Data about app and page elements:
* * * * * * * * *
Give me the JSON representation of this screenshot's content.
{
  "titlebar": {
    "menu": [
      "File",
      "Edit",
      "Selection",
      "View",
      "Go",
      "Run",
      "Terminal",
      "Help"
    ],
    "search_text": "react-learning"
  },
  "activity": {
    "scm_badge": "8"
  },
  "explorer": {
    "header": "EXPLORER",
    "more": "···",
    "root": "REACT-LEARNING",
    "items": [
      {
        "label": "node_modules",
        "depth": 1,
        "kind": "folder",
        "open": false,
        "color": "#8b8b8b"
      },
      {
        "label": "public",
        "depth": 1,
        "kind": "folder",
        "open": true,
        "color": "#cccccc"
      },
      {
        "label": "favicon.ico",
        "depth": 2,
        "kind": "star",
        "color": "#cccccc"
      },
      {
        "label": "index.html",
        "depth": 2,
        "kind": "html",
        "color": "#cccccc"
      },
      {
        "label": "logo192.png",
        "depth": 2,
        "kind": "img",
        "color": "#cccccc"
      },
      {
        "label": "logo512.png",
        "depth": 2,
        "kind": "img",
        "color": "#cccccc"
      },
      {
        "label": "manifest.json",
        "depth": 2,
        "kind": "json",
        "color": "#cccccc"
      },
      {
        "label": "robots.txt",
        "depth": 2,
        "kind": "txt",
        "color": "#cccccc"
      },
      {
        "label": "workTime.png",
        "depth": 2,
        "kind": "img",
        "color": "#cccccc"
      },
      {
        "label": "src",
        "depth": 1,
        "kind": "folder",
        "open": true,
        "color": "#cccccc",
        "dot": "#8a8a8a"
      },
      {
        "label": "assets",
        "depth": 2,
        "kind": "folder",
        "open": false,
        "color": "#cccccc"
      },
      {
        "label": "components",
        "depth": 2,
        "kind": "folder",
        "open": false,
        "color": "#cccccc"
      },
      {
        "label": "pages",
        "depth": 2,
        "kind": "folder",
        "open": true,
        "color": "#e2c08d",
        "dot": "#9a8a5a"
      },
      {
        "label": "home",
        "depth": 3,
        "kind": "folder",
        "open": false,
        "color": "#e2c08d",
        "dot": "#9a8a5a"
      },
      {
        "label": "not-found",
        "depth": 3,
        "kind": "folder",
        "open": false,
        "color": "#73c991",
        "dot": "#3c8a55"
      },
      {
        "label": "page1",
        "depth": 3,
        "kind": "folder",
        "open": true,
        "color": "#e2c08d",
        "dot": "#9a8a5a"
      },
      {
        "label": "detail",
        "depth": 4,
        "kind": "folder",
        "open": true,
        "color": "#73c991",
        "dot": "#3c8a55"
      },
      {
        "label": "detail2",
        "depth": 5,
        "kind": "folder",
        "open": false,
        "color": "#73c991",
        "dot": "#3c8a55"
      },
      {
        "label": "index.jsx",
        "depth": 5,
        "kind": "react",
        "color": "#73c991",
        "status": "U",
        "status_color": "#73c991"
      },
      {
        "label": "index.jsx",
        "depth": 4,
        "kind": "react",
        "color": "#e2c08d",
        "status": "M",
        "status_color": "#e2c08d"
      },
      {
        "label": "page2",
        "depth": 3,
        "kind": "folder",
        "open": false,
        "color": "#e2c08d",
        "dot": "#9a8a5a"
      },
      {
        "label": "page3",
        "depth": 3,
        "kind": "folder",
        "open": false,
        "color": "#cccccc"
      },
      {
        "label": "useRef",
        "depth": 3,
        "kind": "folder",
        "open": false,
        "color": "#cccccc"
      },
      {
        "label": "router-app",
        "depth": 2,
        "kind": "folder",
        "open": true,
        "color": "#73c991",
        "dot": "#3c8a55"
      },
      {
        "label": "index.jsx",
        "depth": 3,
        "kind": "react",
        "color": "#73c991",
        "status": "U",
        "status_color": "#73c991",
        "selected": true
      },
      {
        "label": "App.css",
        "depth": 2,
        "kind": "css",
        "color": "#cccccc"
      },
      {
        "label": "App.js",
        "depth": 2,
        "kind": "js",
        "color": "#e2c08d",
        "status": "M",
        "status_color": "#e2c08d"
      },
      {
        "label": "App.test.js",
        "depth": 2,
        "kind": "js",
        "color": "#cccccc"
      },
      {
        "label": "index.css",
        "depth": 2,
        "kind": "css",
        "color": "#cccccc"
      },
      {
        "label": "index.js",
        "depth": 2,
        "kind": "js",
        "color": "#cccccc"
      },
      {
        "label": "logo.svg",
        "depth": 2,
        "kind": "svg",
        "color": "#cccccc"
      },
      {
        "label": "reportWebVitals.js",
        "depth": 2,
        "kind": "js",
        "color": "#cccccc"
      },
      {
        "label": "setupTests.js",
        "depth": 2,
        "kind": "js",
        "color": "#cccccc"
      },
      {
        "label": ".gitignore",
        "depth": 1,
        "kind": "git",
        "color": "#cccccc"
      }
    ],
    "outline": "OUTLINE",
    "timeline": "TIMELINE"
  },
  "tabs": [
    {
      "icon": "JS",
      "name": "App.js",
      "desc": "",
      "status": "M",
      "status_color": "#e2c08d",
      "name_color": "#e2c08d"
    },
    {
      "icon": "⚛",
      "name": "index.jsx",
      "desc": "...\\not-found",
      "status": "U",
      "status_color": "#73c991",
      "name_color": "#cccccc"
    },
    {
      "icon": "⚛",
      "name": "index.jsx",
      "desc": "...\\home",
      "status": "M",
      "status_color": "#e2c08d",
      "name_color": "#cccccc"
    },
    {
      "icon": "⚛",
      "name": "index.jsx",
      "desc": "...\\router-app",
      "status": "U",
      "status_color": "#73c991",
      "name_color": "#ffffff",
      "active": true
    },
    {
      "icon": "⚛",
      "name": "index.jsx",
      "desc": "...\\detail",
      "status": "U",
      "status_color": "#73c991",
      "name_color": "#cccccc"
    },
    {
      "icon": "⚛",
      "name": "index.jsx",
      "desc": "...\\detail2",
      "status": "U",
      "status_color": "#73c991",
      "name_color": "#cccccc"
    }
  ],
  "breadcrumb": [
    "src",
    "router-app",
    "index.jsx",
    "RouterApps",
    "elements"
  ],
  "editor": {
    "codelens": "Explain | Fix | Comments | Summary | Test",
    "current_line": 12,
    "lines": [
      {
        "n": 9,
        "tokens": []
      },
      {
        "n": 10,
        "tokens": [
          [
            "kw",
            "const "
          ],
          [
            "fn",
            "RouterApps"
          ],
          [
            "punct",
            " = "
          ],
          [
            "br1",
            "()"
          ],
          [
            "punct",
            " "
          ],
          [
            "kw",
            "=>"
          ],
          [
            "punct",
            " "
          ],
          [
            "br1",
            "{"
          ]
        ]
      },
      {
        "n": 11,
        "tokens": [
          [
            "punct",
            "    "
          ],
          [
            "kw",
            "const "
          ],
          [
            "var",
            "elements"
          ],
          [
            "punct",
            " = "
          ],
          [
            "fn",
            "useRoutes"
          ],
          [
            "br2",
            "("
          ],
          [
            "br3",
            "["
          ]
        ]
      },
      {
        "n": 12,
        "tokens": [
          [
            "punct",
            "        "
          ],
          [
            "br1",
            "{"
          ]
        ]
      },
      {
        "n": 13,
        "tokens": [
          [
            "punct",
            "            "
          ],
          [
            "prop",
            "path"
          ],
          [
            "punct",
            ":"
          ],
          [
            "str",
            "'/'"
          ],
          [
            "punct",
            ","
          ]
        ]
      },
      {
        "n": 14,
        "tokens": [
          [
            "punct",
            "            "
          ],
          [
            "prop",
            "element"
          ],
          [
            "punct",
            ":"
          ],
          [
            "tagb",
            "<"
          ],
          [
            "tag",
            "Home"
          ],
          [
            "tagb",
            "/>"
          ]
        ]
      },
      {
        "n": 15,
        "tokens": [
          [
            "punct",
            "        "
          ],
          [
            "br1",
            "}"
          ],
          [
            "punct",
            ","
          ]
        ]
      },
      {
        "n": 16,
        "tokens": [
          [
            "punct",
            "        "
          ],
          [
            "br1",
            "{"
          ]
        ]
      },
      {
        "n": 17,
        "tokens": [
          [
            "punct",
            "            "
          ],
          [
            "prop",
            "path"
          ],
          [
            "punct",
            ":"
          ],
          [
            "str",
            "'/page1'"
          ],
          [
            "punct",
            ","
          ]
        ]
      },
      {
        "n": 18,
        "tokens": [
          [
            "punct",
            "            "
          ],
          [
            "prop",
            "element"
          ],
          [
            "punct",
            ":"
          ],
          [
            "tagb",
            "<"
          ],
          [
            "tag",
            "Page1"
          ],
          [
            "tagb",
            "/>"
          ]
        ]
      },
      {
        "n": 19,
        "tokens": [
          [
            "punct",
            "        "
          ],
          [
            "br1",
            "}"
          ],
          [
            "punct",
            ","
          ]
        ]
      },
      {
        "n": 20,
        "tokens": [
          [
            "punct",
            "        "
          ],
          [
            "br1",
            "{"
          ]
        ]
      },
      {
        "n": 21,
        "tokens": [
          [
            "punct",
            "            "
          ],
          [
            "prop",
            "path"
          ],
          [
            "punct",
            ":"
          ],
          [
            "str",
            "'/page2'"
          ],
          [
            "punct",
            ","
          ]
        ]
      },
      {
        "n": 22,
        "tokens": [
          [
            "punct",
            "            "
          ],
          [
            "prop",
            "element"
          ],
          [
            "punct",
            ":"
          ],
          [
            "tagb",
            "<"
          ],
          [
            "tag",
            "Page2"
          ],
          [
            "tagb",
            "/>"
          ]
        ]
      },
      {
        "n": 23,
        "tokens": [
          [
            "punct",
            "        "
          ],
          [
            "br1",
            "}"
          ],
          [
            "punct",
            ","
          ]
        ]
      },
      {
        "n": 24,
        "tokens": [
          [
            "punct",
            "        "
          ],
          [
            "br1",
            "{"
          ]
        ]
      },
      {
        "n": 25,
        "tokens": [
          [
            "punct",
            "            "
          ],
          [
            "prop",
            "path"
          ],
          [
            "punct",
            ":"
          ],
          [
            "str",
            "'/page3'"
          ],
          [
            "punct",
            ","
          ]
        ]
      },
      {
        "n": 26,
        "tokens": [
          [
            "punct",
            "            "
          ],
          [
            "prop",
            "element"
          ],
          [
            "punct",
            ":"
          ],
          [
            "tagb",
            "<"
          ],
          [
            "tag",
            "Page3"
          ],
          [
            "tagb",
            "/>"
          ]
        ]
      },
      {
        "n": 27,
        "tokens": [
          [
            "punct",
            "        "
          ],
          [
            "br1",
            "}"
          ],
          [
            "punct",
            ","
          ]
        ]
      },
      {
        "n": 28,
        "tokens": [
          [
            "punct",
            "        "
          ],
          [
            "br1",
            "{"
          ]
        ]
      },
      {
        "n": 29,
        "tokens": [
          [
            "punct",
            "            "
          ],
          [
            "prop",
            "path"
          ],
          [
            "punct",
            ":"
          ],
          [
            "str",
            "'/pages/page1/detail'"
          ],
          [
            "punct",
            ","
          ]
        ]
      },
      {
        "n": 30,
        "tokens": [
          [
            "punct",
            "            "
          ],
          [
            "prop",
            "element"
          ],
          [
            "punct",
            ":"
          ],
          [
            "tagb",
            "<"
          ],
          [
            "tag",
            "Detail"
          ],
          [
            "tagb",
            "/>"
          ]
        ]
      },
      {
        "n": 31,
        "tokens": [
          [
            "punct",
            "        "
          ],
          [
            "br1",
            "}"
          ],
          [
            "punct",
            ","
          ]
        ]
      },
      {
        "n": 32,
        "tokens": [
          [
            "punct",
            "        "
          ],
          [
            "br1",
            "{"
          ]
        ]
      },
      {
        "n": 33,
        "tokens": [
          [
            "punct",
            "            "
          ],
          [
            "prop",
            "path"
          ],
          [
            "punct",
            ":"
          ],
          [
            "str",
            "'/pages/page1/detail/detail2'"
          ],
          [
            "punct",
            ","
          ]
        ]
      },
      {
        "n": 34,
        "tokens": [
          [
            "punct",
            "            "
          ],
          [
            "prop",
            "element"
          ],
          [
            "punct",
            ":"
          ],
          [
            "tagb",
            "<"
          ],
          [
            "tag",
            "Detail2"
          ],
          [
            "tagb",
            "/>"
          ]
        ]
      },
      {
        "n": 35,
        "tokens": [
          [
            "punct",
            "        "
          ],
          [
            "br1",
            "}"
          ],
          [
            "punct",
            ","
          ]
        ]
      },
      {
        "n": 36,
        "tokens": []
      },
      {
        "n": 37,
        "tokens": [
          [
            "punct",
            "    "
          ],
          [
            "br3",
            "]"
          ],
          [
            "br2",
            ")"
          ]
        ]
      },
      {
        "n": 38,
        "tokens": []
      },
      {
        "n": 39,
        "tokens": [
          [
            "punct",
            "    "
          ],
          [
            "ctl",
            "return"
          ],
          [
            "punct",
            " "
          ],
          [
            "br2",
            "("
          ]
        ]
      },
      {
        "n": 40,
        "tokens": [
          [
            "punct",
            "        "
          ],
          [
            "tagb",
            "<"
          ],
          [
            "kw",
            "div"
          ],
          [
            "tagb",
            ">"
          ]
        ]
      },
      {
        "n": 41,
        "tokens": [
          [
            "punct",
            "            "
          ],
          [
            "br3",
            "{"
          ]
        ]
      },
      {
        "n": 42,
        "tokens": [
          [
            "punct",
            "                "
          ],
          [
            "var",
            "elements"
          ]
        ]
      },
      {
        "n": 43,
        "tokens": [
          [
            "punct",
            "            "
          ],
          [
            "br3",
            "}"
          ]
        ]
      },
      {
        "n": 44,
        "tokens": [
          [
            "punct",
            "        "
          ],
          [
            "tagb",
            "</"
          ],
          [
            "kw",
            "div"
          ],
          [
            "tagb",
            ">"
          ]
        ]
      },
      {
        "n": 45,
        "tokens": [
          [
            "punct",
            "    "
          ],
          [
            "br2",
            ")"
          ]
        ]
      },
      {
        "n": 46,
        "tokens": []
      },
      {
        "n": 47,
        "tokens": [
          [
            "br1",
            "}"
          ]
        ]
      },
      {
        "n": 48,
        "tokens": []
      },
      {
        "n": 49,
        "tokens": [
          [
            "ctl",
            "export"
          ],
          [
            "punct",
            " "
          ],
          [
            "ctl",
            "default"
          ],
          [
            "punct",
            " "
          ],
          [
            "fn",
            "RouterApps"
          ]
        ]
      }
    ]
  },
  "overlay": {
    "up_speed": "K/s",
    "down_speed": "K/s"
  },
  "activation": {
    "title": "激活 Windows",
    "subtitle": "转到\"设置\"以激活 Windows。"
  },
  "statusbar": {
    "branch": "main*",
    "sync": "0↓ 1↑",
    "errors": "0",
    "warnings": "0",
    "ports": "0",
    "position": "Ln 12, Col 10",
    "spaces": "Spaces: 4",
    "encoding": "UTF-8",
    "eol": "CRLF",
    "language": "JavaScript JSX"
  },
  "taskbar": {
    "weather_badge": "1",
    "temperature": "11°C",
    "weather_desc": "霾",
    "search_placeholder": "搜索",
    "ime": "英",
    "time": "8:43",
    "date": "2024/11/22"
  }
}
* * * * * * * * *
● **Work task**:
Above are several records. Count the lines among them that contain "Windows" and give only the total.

● **Written solution**:
2